--- Task requirements ---
The word "this" marks the lines you need; copy each of them from the data.

[Extracted records]
= Beginning of Section =

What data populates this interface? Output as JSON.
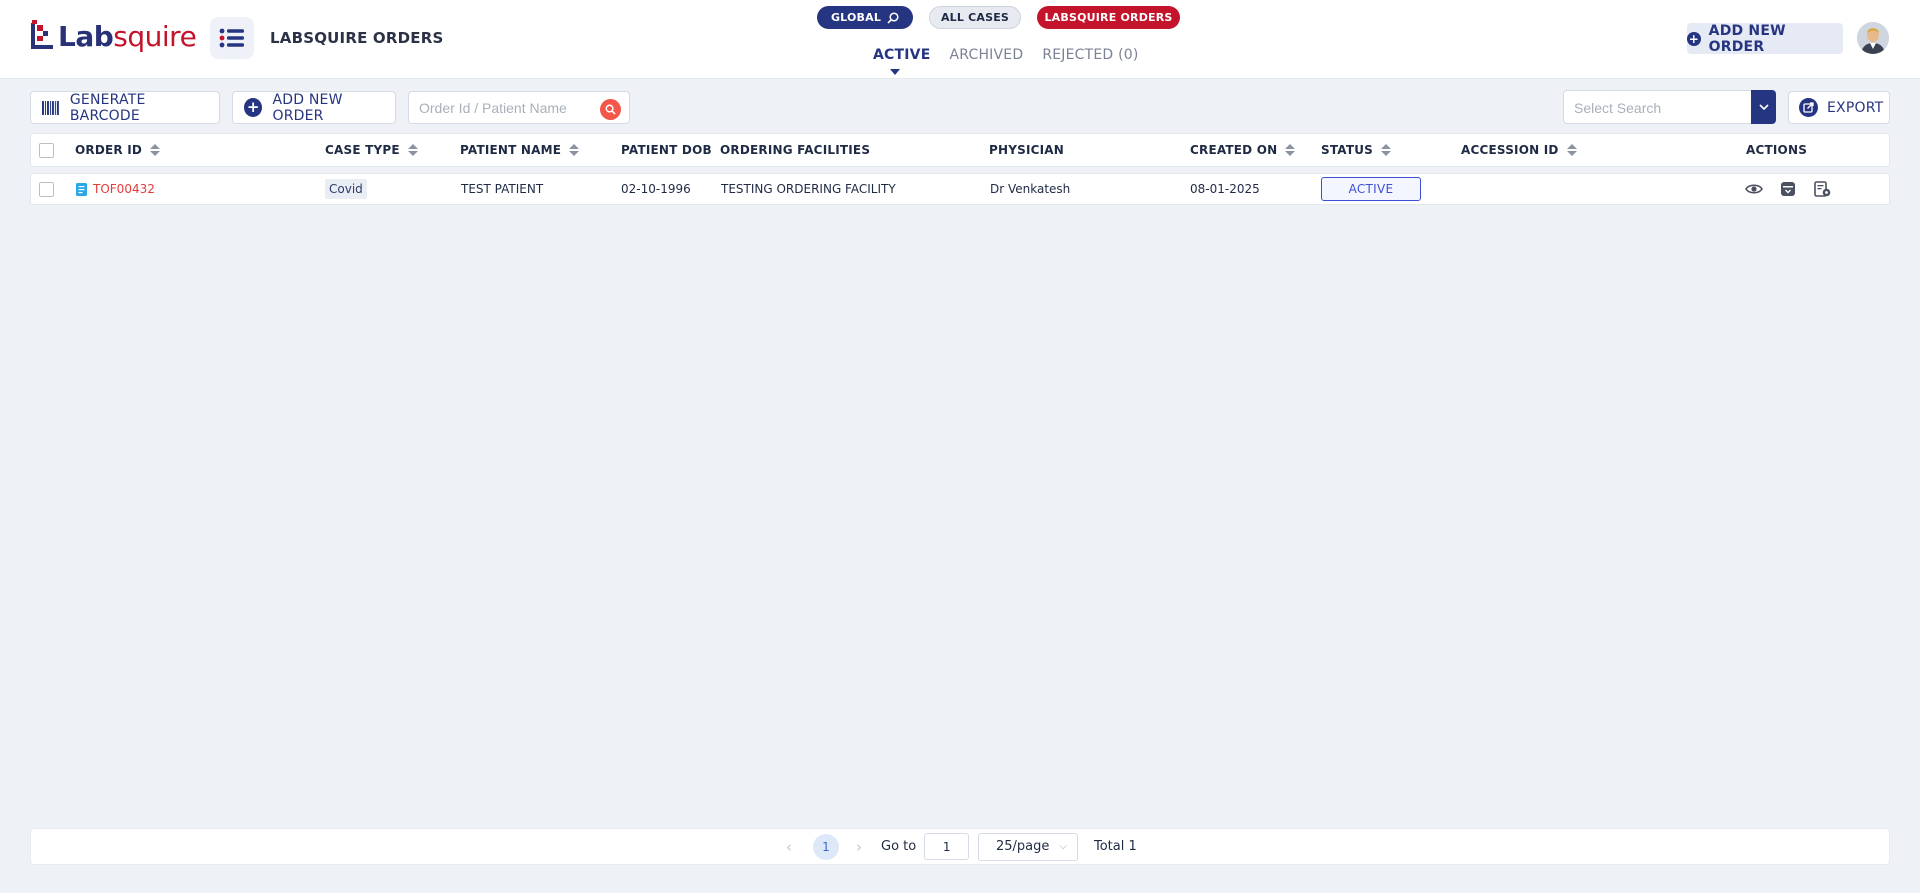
{
  "brand": {
    "lab": "Lab",
    "squire": "squire"
  },
  "header": {
    "title": "LABSQUIRE ORDERS",
    "pills": {
      "global": "GLOBAL",
      "all_cases": "ALL CASES",
      "labsquire_orders": "LABSQUIRE ORDERS"
    },
    "tabs": {
      "active": "ACTIVE",
      "archived": "ARCHIVED",
      "rejected": "REJECTED (0)"
    },
    "add_new_order": "ADD NEW ORDER"
  },
  "toolbar": {
    "generate_barcode": "GENERATE BARCODE",
    "add_new_order": "ADD NEW ORDER",
    "search_placeholder": "Order Id / Patient Name",
    "select_search_placeholder": "Select Search",
    "export": "EXPORT"
  },
  "table": {
    "headers": {
      "order_id": "ORDER ID",
      "case_type": "CASE TYPE",
      "patient_name": "PATIENT NAME",
      "patient_dob": "PATIENT DOB",
      "ordering_facilities": "ORDERING FACILITIES",
      "physician": "PHYSICIAN",
      "created_on": "CREATED ON",
      "status": "STATUS",
      "accession_id": "ACCESSION ID",
      "actions": "ACTIONS"
    },
    "rows": [
      {
        "order_id": "TOF00432",
        "case_type": "Covid",
        "patient_name": "TEST PATIENT",
        "patient_dob": "02-10-1996",
        "ordering_facility": "TESTING ORDERING FACILITY",
        "physician": "Dr Venkatesh",
        "created_on": "08-01-2025",
        "status": "ACTIVE",
        "accession_id": ""
      }
    ]
  },
  "pagination": {
    "current_page": "1",
    "goto_label": "Go to",
    "goto_value": "1",
    "page_size": "25/page",
    "total": "Total 1"
  },
  "colors": {
    "primary": "#263581",
    "brand_red": "#c4142c",
    "link_red": "#e53b3b",
    "status_blue": "#3d4fd6",
    "background": "#eef1f5"
  }
}
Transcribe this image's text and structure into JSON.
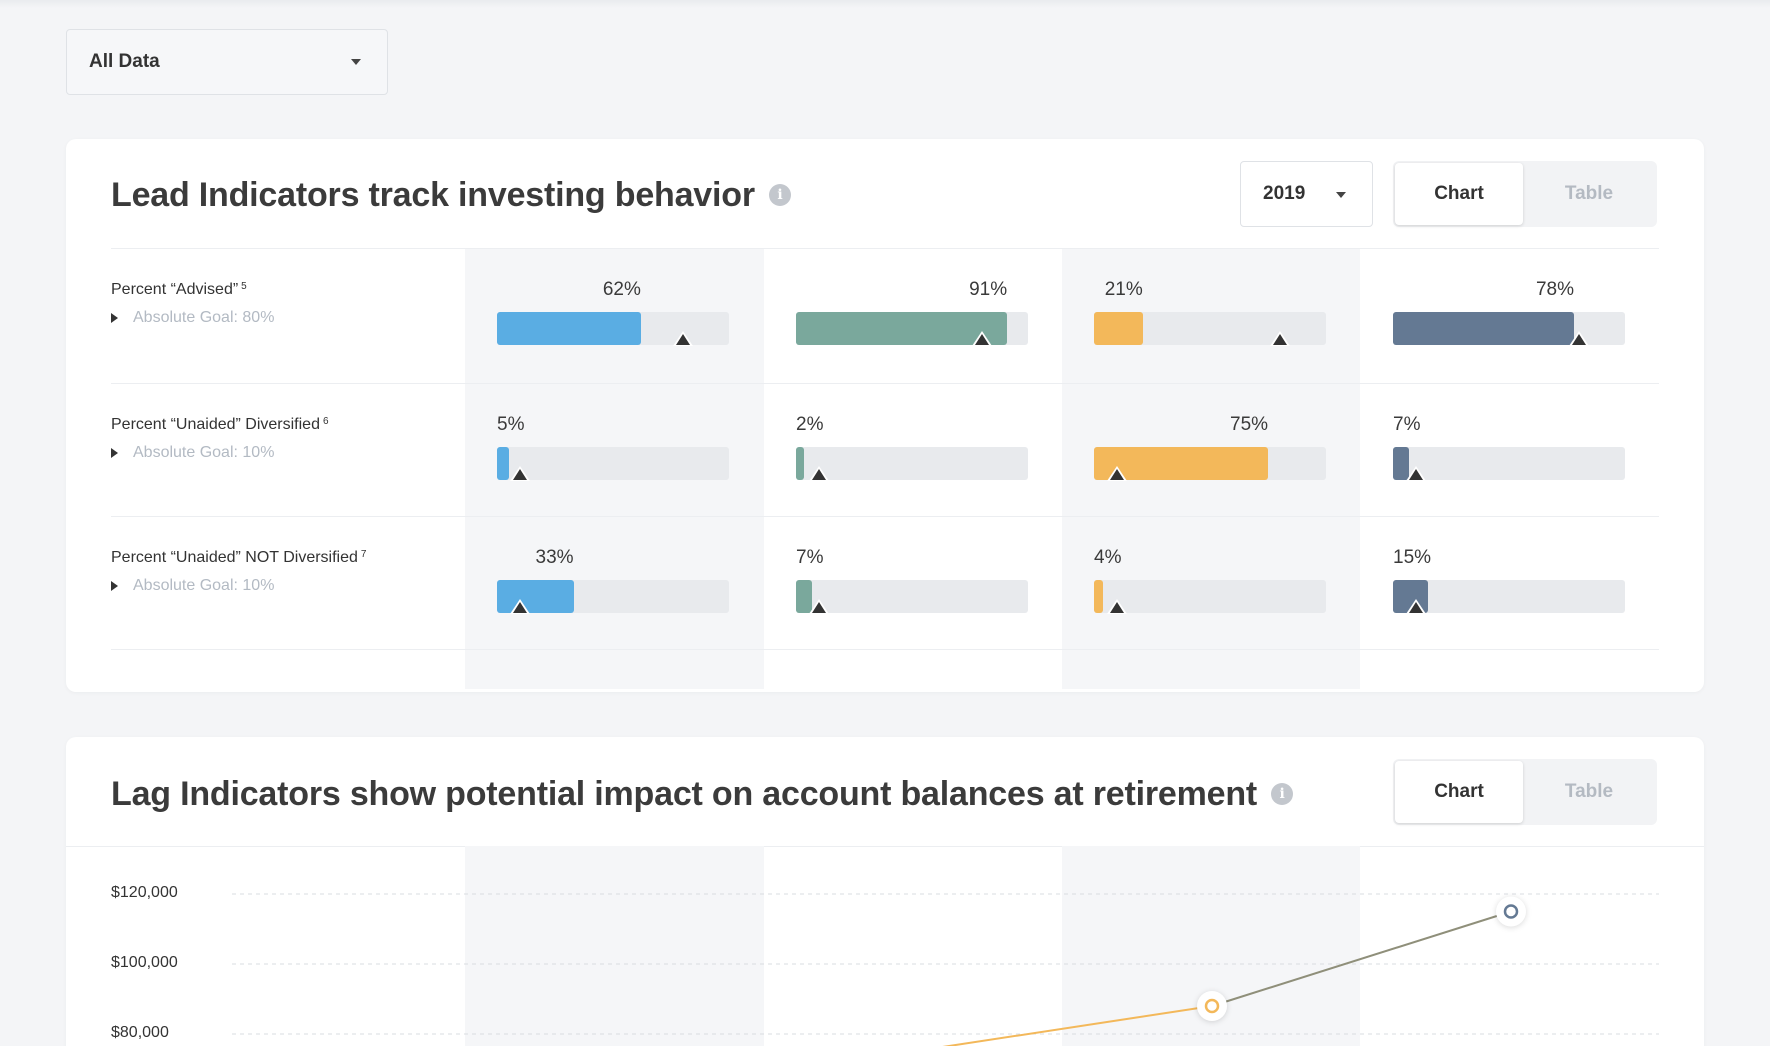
{
  "filter": {
    "label": "All Data"
  },
  "lead": {
    "title": "Lead Indicators track investing behavior",
    "info_glyph": "i",
    "year": "2019",
    "toggle": {
      "chart": "Chart",
      "table": "Table"
    },
    "colors": [
      "#5aade3",
      "#7aa89c",
      "#f3b85a",
      "#647993"
    ],
    "rows": [
      {
        "label": "Percent “Advised”",
        "sup": "5",
        "goal": "Absolute Goal: 80%",
        "goal_value": 80,
        "values": [
          62,
          91,
          21,
          78
        ],
        "labels": [
          "62%",
          "91%",
          "21%",
          "78%"
        ]
      },
      {
        "label": "Percent “Unaided” Diversified",
        "sup": "6",
        "goal": "Absolute Goal: 10%",
        "goal_value": 10,
        "values": [
          5,
          2,
          75,
          7
        ],
        "labels": [
          "5%",
          "2%",
          "75%",
          "7%"
        ]
      },
      {
        "label": "Percent “Unaided” NOT Diversified",
        "sup": "7",
        "goal": "Absolute Goal: 10%",
        "goal_value": 10,
        "values": [
          33,
          7,
          4,
          15
        ],
        "labels": [
          "33%",
          "7%",
          "4%",
          "15%"
        ]
      }
    ]
  },
  "lag": {
    "title": "Lag Indicators show potential impact on account balances at retirement",
    "info_glyph": "i",
    "toggle": {
      "chart": "Chart",
      "table": "Table"
    }
  },
  "chart_data": {
    "type": "line",
    "y_ticks": [
      "$120,000",
      "$100,000",
      "$80,000"
    ],
    "y_tick_values": [
      120000,
      100000,
      80000
    ],
    "ylim": [
      80000,
      120000
    ],
    "grid": true,
    "points": [
      {
        "column": 3,
        "value": 88000,
        "color": "#f3b85a"
      },
      {
        "column": 4,
        "value": 115000,
        "color": "#647993"
      }
    ],
    "segments": [
      {
        "from_column": 2,
        "from_value": 75000,
        "to_column": 3,
        "to_value": 88000,
        "color": "#f3b85a"
      },
      {
        "from_column": 3,
        "from_value": 88000,
        "to_column": 4,
        "to_value": 115000,
        "color": "#8f8f7a"
      }
    ]
  }
}
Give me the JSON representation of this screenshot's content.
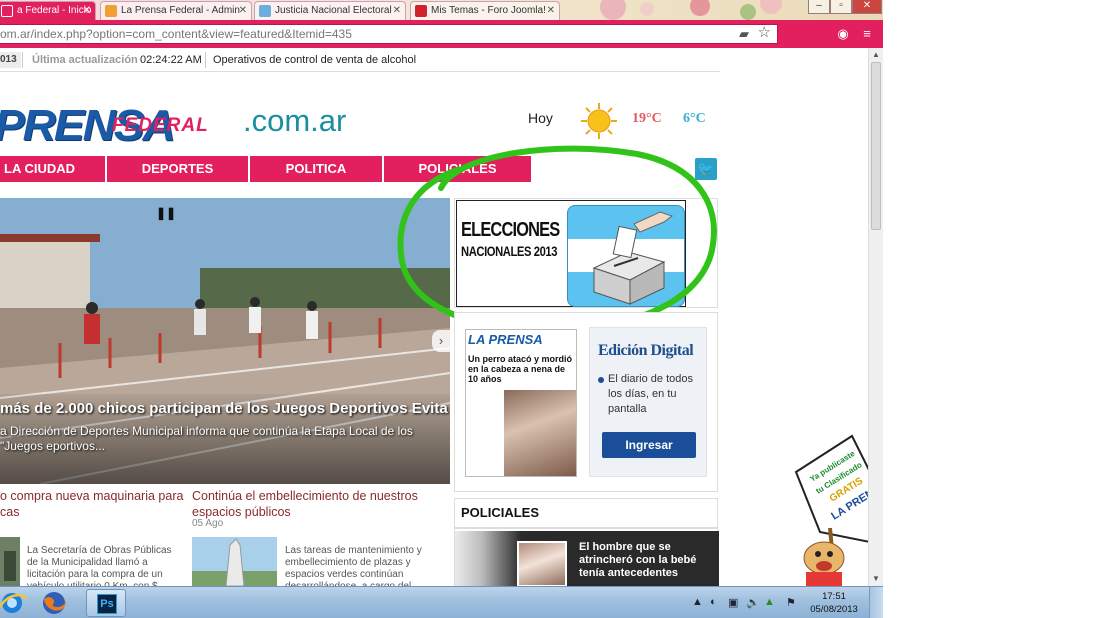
{
  "browser": {
    "tabs": [
      {
        "label": "a Federal - Inicio",
        "active": true
      },
      {
        "label": "La Prensa Federal - Admin",
        "active": false
      },
      {
        "label": "Justicia Nacional Electoral",
        "active": false
      },
      {
        "label": "Mis Temas - Foro Joomla!",
        "active": false
      }
    ],
    "url": "om.ar/index.php?option=com_content&view=featured&Itemid=435",
    "accent": "#e2205e"
  },
  "ticker": {
    "date": "013",
    "label": "Última actualización",
    "time": "02:24:22 AM",
    "news": "Operativos de control de venta de alcohol"
  },
  "logo": {
    "main": "PRENSA",
    "federal": "FEDERAL",
    "domain": ".com.ar"
  },
  "weather": {
    "day": "Hoy",
    "max": "19°C",
    "min": "6°C",
    "icon": "sun-icon"
  },
  "nav": [
    {
      "label": "LA CIUDAD"
    },
    {
      "label": "DEPORTES"
    },
    {
      "label": "POLITICA"
    },
    {
      "label": "POLICIALES"
    }
  ],
  "slider": {
    "title": "más de 2.000 chicos participan de los Juegos Deportivos Evita",
    "text": "a Dirección de Deportes Municipal informa que continúa la Etapa Local de los \"Juegos eportivos..."
  },
  "articles": [
    {
      "title": "o compra nueva maquinaria para cas",
      "date": "",
      "text": "La Secretaría de Obras Públicas de la Municipalidad llamó a licitación para la compra de un vehículo utilitario 0 Km. con $"
    },
    {
      "title": "Continúa el embellecimiento de nuestros espacios públicos",
      "date": "05 Ago",
      "text": "Las tareas de mantenimiento y embellecimiento de plazas y espacios verdes continúan desarrollándose, a cargo del"
    }
  ],
  "banner": {
    "line1": "ELECCIONES",
    "line2": "NACIONALES 2013"
  },
  "digital": {
    "paper_mast": "LA PRENSA",
    "paper_headline": "Un perro atacó y mordió en la cabeza a nena de 10 años",
    "title": "Edición Digital",
    "desc": "El diario de todos los días, en tu pantalla",
    "button": "Ingresar"
  },
  "policiales": {
    "header": "POLICIALES",
    "headline": "El hombre que se atrincheró con la bebé tenía antecedentes"
  },
  "mascot": {
    "sign": "Ya publicaste tu Clasificado GRATIS? LA PRENSA"
  },
  "taskbar": {
    "time": "17:51",
    "date": "05/08/2013"
  }
}
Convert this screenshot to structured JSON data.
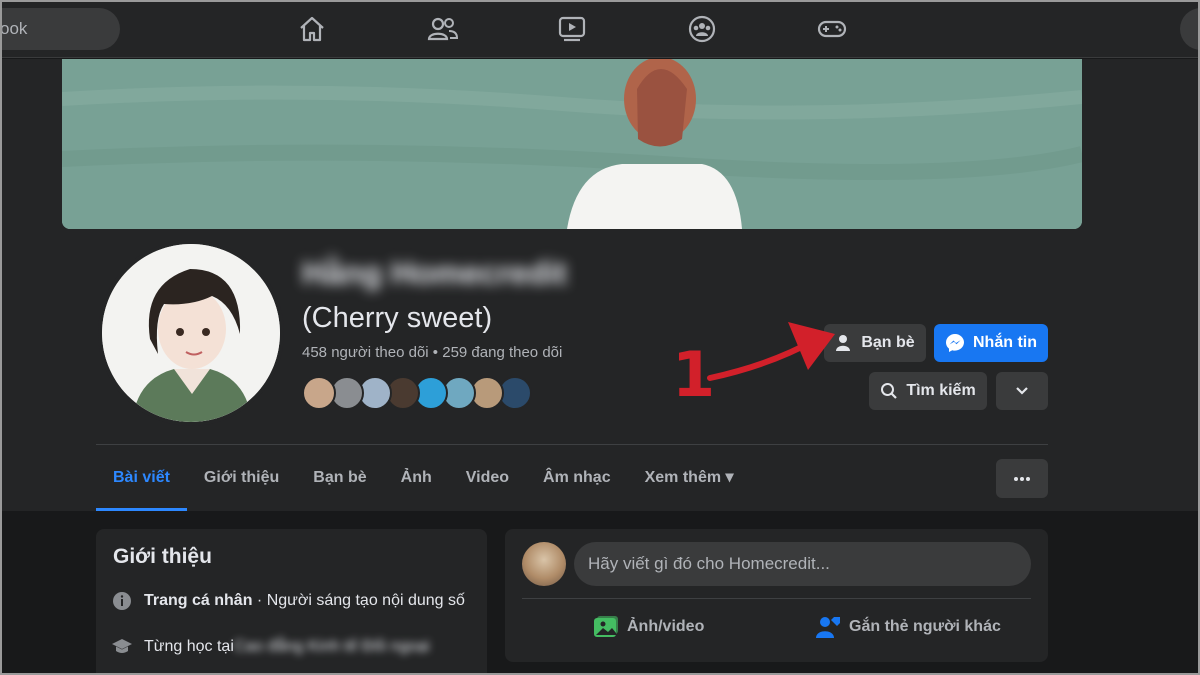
{
  "nav": {
    "search_text": "ook",
    "icons": [
      "home-icon",
      "friends-icon",
      "watch-icon",
      "groups-icon",
      "gaming-icon"
    ]
  },
  "profile": {
    "name": "Hằng Homecredit",
    "subname": "(Cherry sweet)",
    "followers": "458 người theo dõi • 259 đang theo dõi",
    "friend_avatar_colors": [
      "#c8a68a",
      "#8a8d91",
      "#9fb3c8",
      "#4a3a30",
      "#2d9fd8",
      "#6fa8c0",
      "#b89a7a",
      "#2b4a6a"
    ]
  },
  "actions": {
    "friends_label": "Bạn bè",
    "message_label": "Nhắn tin",
    "search_label": "Tìm kiếm"
  },
  "annotation": {
    "marker": "1"
  },
  "tabs": [
    {
      "label": "Bài viết",
      "active": true
    },
    {
      "label": "Giới thiệu"
    },
    {
      "label": "Bạn bè"
    },
    {
      "label": "Ảnh"
    },
    {
      "label": "Video"
    },
    {
      "label": "Âm nhạc"
    },
    {
      "label": "Xem thêm"
    }
  ],
  "intro": {
    "title": "Giới thiệu",
    "page_label": "Trang cá nhân",
    "page_desc": " · Người sáng tạo nội dung số",
    "studied_label": "Từng học tại",
    "studied_value": "Cao đẳng Kinh tế Đối ngoại"
  },
  "composer": {
    "placeholder": "Hãy viết gì đó cho Homecredit...",
    "photo_label": "Ảnh/video",
    "tag_label": "Gắn thẻ người khác"
  },
  "colors": {
    "accent": "#1877f2",
    "active_tab": "#2d88ff",
    "annotation_red": "#d2202a"
  }
}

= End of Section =

--- Output ---
What data populates this interface? Output as JSON.
Transcribe this image's text and structure into JSON.
Give me the JSON representation of this screenshot's content.
Convert this screenshot to structured JSON data.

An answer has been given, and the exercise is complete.